⟨
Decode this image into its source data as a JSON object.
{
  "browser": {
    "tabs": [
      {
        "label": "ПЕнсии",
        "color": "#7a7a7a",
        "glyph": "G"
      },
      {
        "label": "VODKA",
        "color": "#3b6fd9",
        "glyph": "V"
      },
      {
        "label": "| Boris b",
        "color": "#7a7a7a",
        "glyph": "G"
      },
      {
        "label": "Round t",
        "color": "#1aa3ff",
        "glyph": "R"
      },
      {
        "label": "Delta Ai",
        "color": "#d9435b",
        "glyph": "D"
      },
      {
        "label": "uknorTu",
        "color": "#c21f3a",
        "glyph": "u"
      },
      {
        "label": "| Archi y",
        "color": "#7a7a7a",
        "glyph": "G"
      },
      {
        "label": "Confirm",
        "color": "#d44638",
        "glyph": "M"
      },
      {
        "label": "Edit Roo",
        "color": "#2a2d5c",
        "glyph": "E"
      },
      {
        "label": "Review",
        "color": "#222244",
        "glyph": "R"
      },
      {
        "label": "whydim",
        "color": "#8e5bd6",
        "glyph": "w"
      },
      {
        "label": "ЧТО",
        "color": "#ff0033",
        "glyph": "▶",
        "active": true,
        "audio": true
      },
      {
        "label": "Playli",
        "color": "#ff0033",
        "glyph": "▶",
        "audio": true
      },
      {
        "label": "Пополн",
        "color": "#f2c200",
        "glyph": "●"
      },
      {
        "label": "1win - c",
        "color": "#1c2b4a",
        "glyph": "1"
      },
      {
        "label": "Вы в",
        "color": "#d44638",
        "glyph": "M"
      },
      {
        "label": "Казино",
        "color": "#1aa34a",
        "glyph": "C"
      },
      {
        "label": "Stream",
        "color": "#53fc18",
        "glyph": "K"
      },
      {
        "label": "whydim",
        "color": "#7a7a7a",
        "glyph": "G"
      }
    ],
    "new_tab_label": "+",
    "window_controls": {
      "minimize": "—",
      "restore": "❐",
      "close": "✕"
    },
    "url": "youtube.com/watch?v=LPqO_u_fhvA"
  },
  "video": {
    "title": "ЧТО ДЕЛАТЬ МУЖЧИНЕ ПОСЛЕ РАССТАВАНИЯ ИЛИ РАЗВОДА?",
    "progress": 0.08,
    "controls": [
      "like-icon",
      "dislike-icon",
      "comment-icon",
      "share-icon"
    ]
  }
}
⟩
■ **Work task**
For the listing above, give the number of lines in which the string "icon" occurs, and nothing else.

■ **Your response**
4